“the peace and harmony depicted by excellent images of these manufactured gardens by human design and gardeners’ hands remain a beauty to experience, a tranquility to revel in, and not least (because the images are so very pretty) someone’s dream to behold.”
There is a specific market for this type of illustrated outdoor book. Elegant in appearance, clean, enticing images, double page spreads, rich people’s gardens turned over to nature in a deliberately calculated way—the appeal is both artistic and celebratory of those who have the means, money, talent, and desire to transform real nature into a domestic version of nature. Much like Japanese gardens, these transformations no longer actually represent real nature but a constructed facsimile to inspire the viewer to feel in nature.
Is this illusion honest? As Ms. Kalins states, “These photographs have a deceptive naturalness, because each composition, each shaft of light, each deep shadow, leads us deliberately toward a new way of seeing.”
Deceptive, yes, but that does not mean they are false. Nature is there, nature is portrayed, nature is celebrated, nature becomes an icon for what we have, perhaps, lost already. And the photographer is adamant that his intention is to reconnect us to that which we have lost or are losing, “I want to appeal to your emotions through the images . . . to be moved, guided by your intuition and creative spirit, to nurture your own gardens.”

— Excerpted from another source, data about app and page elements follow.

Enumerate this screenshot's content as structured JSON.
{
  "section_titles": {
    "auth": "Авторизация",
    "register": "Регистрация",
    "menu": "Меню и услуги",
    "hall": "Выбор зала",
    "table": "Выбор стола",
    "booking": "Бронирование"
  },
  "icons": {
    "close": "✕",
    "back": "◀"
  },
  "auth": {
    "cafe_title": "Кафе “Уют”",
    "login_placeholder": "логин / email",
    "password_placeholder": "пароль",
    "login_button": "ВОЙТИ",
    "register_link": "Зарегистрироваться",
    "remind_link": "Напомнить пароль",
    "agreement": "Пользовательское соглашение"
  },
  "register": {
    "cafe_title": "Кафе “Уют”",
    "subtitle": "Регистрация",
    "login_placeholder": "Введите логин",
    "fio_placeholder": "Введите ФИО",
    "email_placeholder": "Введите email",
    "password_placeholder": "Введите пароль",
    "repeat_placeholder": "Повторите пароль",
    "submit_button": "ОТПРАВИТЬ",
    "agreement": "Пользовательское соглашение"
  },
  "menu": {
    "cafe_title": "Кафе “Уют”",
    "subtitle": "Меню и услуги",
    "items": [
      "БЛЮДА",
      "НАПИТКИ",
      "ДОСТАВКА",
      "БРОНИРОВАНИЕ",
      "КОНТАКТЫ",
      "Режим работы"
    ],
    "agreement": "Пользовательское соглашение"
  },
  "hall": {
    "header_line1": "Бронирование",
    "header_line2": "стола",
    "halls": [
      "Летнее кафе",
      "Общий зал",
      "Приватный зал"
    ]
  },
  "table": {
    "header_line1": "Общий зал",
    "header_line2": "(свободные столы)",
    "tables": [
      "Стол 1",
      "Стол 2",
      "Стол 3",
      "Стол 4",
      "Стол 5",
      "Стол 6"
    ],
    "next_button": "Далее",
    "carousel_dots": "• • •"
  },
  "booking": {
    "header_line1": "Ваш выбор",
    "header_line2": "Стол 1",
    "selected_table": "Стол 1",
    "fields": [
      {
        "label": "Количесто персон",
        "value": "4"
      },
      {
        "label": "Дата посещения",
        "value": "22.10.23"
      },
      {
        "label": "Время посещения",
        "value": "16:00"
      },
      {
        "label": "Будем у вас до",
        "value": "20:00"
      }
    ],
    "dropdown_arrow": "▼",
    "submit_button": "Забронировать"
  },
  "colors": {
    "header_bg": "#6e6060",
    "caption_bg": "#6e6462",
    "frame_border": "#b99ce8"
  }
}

So is this really a gardening book? At times, yes, species and types of plants are identified properly. A panoply of greenery options are presented—as are pathway materials, artistic embellishments, and (because this is after all a book centered on the very wealthiest patrons) luxury architecture suited to the environs (especially roof tops in NYC, or the Hamptons on Long Island, or rural Connecticut, New Jersey, and New York, or remote Massachusetts; portrayed are only playgrounds of the very wealthy). That narrow focus does not diminish the beauty of the gardens achieved in such splendor. Of course, if you have no idea what was there before, the notion that this is a how-to create a garden from scratch guide fades into obscurity.
Nevertheless, like a pebble Japanese garden—which is the ultimate exemplar of this type of natural gardening—the peace and harmony depicted by excellent images of these manufactured gardens by human design and gardeners’ hands remain a beauty to experience, a tranquility to revel in and, not least (because the images are so very pretty) someone’s dream to behold.